Tippah288768
Adams286982
Prentiss280060
Marion269380
Leake268473
Wayne262841
Grenada261587
Covington259881
George248148
Newton246862
Winston227581
Tishomingo227067
Jasper221148
Attala214473
Chickasaw208057
Holmes189174
Clay185554
Stone182833
Tallahatchie178941
Clarke178080
Calhoun170932
Yalobusha164638
Smith162534
Walthall134245
Greene130633
Lawrence128724
Montgomery127142
Noxubee126734
Perry126338
Amite123142
Carroll121829
Webster114532
Jefferson Davis107133
Tunica105726
Claiborne102430
Benton100025
Humphreys96733
Kemper95828
Franklin83923
Quitman81116
Choctaw76418
Wilkinson67531
Jefferson65728
Sharkey50217
Issaquena1686
Unassigned00

Alabama Coronavirus Cases

Cases: 540083

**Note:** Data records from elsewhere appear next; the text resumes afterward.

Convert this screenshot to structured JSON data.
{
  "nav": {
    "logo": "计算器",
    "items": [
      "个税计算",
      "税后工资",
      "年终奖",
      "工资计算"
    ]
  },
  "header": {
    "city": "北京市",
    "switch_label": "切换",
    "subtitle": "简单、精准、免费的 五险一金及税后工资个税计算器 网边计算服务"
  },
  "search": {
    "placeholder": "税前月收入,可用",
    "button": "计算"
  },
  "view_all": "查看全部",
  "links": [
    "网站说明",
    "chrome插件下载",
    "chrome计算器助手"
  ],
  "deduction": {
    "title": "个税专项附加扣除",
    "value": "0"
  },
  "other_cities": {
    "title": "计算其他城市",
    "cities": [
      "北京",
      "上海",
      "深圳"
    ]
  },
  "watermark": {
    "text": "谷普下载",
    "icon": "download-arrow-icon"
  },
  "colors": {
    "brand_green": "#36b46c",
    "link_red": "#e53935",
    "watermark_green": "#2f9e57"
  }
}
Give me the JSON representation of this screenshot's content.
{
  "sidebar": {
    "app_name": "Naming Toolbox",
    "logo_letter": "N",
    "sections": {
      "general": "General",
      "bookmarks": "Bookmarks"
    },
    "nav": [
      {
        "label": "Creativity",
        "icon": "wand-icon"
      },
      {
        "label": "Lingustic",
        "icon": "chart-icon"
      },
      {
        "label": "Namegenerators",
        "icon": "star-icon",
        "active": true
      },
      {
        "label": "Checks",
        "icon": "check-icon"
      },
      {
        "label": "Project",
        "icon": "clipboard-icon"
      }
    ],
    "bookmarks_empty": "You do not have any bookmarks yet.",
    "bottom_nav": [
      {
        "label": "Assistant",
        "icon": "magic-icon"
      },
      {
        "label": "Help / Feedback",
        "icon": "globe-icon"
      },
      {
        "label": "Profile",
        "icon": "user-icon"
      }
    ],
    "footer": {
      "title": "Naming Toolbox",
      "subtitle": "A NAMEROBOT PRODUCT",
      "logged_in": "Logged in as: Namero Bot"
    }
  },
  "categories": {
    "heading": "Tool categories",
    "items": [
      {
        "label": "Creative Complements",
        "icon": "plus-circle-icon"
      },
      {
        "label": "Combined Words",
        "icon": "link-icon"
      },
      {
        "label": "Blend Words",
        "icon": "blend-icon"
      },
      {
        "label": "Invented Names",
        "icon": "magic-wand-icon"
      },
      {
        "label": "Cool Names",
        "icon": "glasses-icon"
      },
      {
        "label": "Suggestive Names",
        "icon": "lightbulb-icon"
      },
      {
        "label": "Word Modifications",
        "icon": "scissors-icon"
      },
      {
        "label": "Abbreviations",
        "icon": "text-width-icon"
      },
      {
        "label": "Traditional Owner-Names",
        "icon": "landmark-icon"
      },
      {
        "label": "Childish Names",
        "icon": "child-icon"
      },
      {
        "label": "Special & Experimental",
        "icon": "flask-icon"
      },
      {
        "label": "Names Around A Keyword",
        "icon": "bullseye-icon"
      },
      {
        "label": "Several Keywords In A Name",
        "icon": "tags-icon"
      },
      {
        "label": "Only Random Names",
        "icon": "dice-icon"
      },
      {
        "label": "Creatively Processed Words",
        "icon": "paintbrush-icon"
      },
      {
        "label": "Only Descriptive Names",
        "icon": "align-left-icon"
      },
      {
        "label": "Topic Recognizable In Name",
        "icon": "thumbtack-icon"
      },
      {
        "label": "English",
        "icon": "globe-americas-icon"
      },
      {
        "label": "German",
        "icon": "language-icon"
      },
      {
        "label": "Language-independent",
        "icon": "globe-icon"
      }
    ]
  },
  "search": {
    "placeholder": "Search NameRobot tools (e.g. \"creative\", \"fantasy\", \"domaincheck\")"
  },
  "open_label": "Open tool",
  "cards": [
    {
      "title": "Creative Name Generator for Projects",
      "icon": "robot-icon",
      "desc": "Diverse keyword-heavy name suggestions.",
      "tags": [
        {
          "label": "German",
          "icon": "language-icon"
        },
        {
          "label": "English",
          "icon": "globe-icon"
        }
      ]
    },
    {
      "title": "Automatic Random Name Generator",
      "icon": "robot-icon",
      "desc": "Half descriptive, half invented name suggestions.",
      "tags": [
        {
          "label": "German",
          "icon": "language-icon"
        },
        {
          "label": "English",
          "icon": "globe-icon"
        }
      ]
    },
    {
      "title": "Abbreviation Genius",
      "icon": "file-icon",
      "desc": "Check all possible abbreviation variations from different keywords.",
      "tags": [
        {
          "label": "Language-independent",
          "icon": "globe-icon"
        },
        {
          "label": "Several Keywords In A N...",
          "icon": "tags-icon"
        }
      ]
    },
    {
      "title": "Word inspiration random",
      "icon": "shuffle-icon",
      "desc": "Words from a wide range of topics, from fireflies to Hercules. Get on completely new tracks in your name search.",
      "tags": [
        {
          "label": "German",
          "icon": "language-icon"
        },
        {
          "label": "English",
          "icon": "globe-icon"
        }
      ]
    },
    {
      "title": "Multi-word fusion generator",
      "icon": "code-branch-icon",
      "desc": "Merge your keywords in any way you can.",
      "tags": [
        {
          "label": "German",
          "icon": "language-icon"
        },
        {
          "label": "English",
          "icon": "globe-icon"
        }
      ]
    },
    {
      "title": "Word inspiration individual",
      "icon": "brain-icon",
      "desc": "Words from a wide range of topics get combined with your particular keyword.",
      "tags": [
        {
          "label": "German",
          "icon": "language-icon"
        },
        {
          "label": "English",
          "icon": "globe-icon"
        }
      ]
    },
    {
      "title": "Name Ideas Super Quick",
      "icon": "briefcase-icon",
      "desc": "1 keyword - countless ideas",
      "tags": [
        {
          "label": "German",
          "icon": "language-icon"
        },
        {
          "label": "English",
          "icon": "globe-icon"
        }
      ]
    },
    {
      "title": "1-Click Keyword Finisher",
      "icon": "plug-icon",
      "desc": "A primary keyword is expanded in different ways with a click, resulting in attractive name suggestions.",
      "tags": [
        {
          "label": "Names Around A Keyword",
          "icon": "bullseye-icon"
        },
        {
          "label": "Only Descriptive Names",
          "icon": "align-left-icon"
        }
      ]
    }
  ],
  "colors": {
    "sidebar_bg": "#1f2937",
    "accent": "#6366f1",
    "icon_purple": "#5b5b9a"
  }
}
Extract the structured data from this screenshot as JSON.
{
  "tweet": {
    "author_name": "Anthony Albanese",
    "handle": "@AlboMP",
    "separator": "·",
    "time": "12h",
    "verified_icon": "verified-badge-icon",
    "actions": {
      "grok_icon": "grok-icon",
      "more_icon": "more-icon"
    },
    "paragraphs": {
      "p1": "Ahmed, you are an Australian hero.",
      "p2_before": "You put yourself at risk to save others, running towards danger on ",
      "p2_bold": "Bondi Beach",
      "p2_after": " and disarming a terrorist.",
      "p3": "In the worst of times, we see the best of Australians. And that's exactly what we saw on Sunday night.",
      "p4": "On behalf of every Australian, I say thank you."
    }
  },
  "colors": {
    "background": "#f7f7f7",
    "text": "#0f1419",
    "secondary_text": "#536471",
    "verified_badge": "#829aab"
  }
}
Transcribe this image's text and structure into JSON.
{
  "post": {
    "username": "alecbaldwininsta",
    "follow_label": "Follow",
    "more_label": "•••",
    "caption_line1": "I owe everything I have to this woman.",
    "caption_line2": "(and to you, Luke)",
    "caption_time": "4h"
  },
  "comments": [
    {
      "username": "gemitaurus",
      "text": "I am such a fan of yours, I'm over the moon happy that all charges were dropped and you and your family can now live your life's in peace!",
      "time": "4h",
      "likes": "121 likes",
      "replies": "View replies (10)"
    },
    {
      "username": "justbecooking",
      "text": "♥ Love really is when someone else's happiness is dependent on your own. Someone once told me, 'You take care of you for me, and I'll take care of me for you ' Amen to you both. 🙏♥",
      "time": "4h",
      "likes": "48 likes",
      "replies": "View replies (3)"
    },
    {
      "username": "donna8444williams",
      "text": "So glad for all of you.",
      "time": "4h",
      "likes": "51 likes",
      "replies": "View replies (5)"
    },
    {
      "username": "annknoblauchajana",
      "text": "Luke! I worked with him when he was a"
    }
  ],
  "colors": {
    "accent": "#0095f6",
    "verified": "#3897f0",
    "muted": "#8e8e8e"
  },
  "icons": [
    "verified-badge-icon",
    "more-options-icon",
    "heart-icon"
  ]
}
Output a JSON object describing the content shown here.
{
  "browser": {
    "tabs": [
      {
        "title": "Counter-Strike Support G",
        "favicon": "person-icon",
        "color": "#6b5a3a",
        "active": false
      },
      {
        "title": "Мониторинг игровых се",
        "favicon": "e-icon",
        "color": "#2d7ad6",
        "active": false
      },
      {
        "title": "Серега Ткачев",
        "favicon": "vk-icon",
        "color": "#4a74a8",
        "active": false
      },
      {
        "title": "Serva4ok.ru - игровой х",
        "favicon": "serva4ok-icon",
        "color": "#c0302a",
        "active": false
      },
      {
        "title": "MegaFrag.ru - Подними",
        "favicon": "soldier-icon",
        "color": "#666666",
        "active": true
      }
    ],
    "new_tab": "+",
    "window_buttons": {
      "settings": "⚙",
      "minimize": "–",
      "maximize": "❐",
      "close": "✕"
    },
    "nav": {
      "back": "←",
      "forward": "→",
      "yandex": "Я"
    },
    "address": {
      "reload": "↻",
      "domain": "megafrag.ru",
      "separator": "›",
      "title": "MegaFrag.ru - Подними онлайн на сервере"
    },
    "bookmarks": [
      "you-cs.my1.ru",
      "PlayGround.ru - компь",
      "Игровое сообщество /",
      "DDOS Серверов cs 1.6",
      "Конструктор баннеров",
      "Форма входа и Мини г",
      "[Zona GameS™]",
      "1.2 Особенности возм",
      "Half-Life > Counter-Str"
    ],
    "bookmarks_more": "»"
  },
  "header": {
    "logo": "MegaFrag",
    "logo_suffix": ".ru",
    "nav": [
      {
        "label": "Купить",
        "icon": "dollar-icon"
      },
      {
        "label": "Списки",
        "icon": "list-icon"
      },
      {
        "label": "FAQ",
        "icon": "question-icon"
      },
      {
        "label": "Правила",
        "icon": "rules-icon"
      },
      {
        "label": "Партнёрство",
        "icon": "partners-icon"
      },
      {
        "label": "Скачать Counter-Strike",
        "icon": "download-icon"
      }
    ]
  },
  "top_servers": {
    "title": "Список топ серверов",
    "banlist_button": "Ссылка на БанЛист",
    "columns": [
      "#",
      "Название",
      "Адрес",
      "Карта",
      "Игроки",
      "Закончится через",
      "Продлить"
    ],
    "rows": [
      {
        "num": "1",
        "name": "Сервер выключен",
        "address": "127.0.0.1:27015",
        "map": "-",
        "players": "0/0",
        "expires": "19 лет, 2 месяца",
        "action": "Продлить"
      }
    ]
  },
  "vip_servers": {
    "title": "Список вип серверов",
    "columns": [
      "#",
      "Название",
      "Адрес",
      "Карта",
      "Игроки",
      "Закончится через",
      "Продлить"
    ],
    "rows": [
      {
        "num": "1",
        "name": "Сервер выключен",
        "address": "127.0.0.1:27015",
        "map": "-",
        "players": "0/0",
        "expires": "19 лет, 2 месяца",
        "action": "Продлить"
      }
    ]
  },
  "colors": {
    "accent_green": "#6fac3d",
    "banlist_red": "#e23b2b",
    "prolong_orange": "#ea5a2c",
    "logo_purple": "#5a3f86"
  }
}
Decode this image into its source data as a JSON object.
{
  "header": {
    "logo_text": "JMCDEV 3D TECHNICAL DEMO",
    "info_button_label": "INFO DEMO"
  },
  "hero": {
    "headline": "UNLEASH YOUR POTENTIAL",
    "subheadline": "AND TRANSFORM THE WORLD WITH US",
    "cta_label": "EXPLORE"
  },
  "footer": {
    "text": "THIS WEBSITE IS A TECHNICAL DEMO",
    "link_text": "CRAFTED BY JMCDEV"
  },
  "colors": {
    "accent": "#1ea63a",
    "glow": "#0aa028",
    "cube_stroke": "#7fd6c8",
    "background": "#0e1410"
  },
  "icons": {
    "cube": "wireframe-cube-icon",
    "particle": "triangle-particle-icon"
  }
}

Reported Deaths: 11038
CountyCasesDeaths
Jefferson798481529
Mobile41283809
Madison35157506
Tuscaloosa25925455
Shelby25302249
Montgomery24723593
Baldwin21411310
Lee15993172
Calhoun14574319
Morgan14425280
Etowah13925353
Marshall12280225
Houston10648282
Elmore10158206
Limestone10070151
St. Clair9948245
Cullman9768194
Lauderdale9460243
DeKalb8865188
Talladega8341176
Walker7261278
Autauga7005108
Jackson6840112
Blount6773139
Colbert6322135
Coffee5581118
Dale4877113
Russell445738
Chilton4373113
Franklin426382
Covington4138118
Tallapoosa4044153
Escambia394877
Chambers3596123
Dallas3569153
Clarke351561
Marion3140101
Pike312077
Lawrence303098
Winston275873
Bibb264764
Geneva254178
Marengo249865
Pickens234862
Barbour232056
Hale224078
Butler219169
Fayette212862
Henry189943
Cherokee184845
Randolph182542
Monroe178141
Washington167839
Macon161350
Clay157257
Crenshaw153557
Cleburne149641
Lamar143336
Lowndes140653
Wilcox127430
Bullock123242
Conecuh110829
Coosa109228
Perry107826
Sumter105032
Greene92634
Choctaw61024
Out of AL00
Unassigned00
Tupelo
Cloudy
70° wxIcon
Hi: 79° Lo: 63°
Feels Like: 70°
Columbus
Cloudy
69° wxIcon
Hi: 81° Lo: 62°
Feels Like: 69°
Oxford
Cloudy
66° wxIcon
Hi: 77° Lo: 63°
Feels Like: 66°
Starkville
Cloudy
64° wxIcon
Hi: 78° Lo: 61°
Feels Like: 64°
Low pressure off to the west of our area and high pressure to the east over the next few days. In between, in our area the battle will linger some scattered showers and isolated thunderstorms for a few more days.
WTVA Radar
WTVA Temperatures
WTVA Severe Weather